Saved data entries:

Segment Open

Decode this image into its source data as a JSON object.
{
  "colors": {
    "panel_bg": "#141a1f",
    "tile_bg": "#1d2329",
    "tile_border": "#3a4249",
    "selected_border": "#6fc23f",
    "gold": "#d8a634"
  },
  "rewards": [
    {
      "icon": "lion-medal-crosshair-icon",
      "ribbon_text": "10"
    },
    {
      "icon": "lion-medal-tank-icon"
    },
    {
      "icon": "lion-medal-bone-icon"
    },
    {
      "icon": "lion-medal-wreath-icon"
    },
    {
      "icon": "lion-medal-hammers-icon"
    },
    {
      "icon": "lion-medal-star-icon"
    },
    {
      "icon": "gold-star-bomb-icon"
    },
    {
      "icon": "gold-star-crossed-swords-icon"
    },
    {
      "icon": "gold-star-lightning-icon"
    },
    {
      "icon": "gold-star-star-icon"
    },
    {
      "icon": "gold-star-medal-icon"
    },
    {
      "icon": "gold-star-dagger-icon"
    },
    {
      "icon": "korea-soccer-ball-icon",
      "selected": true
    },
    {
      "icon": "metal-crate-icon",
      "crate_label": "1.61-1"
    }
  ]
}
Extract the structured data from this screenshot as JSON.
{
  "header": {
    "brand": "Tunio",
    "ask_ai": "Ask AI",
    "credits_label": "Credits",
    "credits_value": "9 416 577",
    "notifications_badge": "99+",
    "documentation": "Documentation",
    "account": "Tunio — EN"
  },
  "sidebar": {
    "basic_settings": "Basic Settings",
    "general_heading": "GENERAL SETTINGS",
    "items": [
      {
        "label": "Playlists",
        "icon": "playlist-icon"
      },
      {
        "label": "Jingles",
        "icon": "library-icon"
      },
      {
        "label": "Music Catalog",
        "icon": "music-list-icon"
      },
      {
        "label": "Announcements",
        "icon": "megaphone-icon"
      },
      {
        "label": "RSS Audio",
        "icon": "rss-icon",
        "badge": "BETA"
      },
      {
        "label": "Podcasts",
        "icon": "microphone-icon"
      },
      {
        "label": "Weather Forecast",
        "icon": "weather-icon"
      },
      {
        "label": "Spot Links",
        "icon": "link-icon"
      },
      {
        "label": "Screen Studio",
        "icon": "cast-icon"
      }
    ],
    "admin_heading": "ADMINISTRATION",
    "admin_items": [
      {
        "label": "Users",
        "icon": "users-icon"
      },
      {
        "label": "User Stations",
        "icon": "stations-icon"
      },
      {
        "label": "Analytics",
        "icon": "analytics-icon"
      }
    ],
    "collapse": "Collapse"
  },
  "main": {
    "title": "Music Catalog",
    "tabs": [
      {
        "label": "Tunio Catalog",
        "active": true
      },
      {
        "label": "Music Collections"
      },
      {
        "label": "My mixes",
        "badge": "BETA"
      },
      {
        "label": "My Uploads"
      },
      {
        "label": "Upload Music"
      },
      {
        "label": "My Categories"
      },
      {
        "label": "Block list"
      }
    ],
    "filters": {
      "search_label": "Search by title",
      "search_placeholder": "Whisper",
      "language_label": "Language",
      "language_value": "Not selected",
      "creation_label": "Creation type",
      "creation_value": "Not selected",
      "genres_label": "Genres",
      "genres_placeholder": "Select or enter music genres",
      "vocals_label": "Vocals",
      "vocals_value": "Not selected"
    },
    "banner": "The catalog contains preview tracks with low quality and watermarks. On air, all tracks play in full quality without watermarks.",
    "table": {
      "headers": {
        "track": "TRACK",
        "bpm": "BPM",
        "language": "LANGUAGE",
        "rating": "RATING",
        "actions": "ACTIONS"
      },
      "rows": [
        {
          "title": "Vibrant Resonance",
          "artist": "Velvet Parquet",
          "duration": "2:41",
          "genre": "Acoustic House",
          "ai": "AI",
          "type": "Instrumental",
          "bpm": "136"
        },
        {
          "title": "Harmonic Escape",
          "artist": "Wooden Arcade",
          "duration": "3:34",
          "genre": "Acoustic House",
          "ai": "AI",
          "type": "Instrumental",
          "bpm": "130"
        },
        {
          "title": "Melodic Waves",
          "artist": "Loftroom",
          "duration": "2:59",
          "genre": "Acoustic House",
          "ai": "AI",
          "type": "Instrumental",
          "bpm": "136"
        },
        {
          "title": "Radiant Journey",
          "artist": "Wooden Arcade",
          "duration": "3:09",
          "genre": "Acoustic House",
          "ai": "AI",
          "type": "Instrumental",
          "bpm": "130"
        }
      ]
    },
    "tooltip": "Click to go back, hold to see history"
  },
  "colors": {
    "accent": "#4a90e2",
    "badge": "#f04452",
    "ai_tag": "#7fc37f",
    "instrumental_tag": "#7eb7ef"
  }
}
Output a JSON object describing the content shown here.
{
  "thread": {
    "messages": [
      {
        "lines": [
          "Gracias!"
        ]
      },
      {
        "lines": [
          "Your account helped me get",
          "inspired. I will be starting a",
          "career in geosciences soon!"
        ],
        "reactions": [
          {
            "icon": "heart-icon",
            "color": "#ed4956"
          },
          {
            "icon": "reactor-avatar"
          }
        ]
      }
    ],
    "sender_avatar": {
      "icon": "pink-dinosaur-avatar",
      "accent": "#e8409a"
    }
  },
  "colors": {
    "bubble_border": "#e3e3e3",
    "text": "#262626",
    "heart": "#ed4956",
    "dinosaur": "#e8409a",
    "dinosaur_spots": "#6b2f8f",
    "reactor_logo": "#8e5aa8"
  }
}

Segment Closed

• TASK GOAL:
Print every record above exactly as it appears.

• RESPONSE TO THE TASK:
Decode this image into its source data as a JSON object.
{
  "colors": {
    "panel_bg": "#141a1f",
    "tile_bg": "#1d2329",
    "tile_border": "#3a4249",
    "selected_border": "#6fc23f",
    "gold": "#d8a634"
  },
  "rewards": [
    {
      "icon": "lion-medal-crosshair-icon",
      "ribbon_text": "10"
    },
    {
      "icon": "lion-medal-tank-icon"
    },
    {
      "icon": "lion-medal-bone-icon"
    },
    {
      "icon": "lion-medal-wreath-icon"
    },
    {
      "icon": "lion-medal-hammers-icon"
    },
    {
      "icon": "lion-medal-star-icon"
    },
    {
      "icon": "gold-star-bomb-icon"
    },
    {
      "icon": "gold-star-crossed-swords-icon"
    },
    {
      "icon": "gold-star-lightning-icon"
    },
    {
      "icon": "gold-star-star-icon"
    },
    {
      "icon": "gold-star-medal-icon"
    },
    {
      "icon": "gold-star-dagger-icon"
    },
    {
      "icon": "korea-soccer-ball-icon",
      "selected": true
    },
    {
      "icon": "metal-crate-icon",
      "crate_label": "1.61-1"
    }
  ]
}
Extract the structured data from this screenshot as JSON.
{
  "header": {
    "brand": "Tunio",
    "ask_ai": "Ask AI",
    "credits_label": "Credits",
    "credits_value": "9 416 577",
    "notifications_badge": "99+",
    "documentation": "Documentation",
    "account": "Tunio — EN"
  },
  "sidebar": {
    "basic_settings": "Basic Settings",
    "general_heading": "GENERAL SETTINGS",
    "items": [
      {
        "label": "Playlists",
        "icon": "playlist-icon"
      },
      {
        "label": "Jingles",
        "icon": "library-icon"
      },
      {
        "label": "Music Catalog",
        "icon": "music-list-icon"
      },
      {
        "label": "Announcements",
        "icon": "megaphone-icon"
      },
      {
        "label": "RSS Audio",
        "icon": "rss-icon",
        "badge": "BETA"
      },
      {
        "label": "Podcasts",
        "icon": "microphone-icon"
      },
      {
        "label": "Weather Forecast",
        "icon": "weather-icon"
      },
      {
        "label": "Spot Links",
        "icon": "link-icon"
      },
      {
        "label": "Screen Studio",
        "icon": "cast-icon"
      }
    ],
    "admin_heading": "ADMINISTRATION",
    "admin_items": [
      {
        "label": "Users",
        "icon": "users-icon"
      },
      {
        "label": "User Stations",
        "icon": "stations-icon"
      },
      {
        "label": "Analytics",
        "icon": "analytics-icon"
      }
    ],
    "collapse": "Collapse"
  },
  "main": {
    "title": "Music Catalog",
    "tabs": [
      {
        "label": "Tunio Catalog",
        "active": true
      },
      {
        "label": "Music Collections"
      },
      {
        "label": "My mixes",
        "badge": "BETA"
      },
      {
        "label": "My Uploads"
      },
      {
        "label": "Upload Music"
      },
      {
        "label": "My Categories"
      },
      {
        "label": "Block list"
      }
    ],
    "filters": {
      "search_label": "Search by title",
      "search_placeholder": "Whisper",
      "language_label": "Language",
      "language_value": "Not selected",
      "creation_label": "Creation type",
      "creation_value": "Not selected",
      "genres_label": "Genres",
      "genres_placeholder": "Select or enter music genres",
      "vocals_label": "Vocals",
      "vocals_value": "Not selected"
    },
    "banner": "The catalog contains preview tracks with low quality and watermarks. On air, all tracks play in full quality without watermarks.",
    "table": {
      "headers": {
        "track": "TRACK",
        "bpm": "BPM",
        "language": "LANGUAGE",
        "rating": "RATING",
        "actions": "ACTIONS"
      },
      "rows": [
        {
          "title": "Vibrant Resonance",
          "artist": "Velvet Parquet",
          "duration": "2:41",
          "genre": "Acoustic House",
          "ai": "AI",
          "type": "Instrumental",
          "bpm": "136"
        },
        {
          "title": "Harmonic Escape",
          "artist": "Wooden Arcade",
          "duration": "3:34",
          "genre": "Acoustic House",
          "ai": "AI",
          "type": "Instrumental",
          "bpm": "130"
        },
        {
          "title": "Melodic Waves",
          "artist": "Loftroom",
          "duration": "2:59",
          "genre": "Acoustic House",
          "ai": "AI",
          "type": "Instrumental",
          "bpm": "136"
        },
        {
          "title": "Radiant Journey",
          "artist": "Wooden Arcade",
          "duration": "3:09",
          "genre": "Acoustic House",
          "ai": "AI",
          "type": "Instrumental",
          "bpm": "130"
        }
      ]
    },
    "tooltip": "Click to go back, hold to see history"
  },
  "colors": {
    "accent": "#4a90e2",
    "badge": "#f04452",
    "ai_tag": "#7fc37f",
    "instrumental_tag": "#7eb7ef"
  }
}
Output a JSON object describing the content shown here.
{
  "thread": {
    "messages": [
      {
        "lines": [
          "Gracias!"
        ]
      },
      {
        "lines": [
          "Your account helped me get",
          "inspired. I will be starting a",
          "career in geosciences soon!"
        ],
        "reactions": [
          {
            "icon": "heart-icon",
            "color": "#ed4956"
          },
          {
            "icon": "reactor-avatar"
          }
        ]
      }
    ],
    "sender_avatar": {
      "icon": "pink-dinosaur-avatar",
      "accent": "#e8409a"
    }
  },
  "colors": {
    "bubble_border": "#e3e3e3",
    "text": "#262626",
    "heart": "#ed4956",
    "dinosaur": "#e8409a",
    "dinosaur_spots": "#6b2f8f",
    "reactor_logo": "#8e5aa8"
  }
}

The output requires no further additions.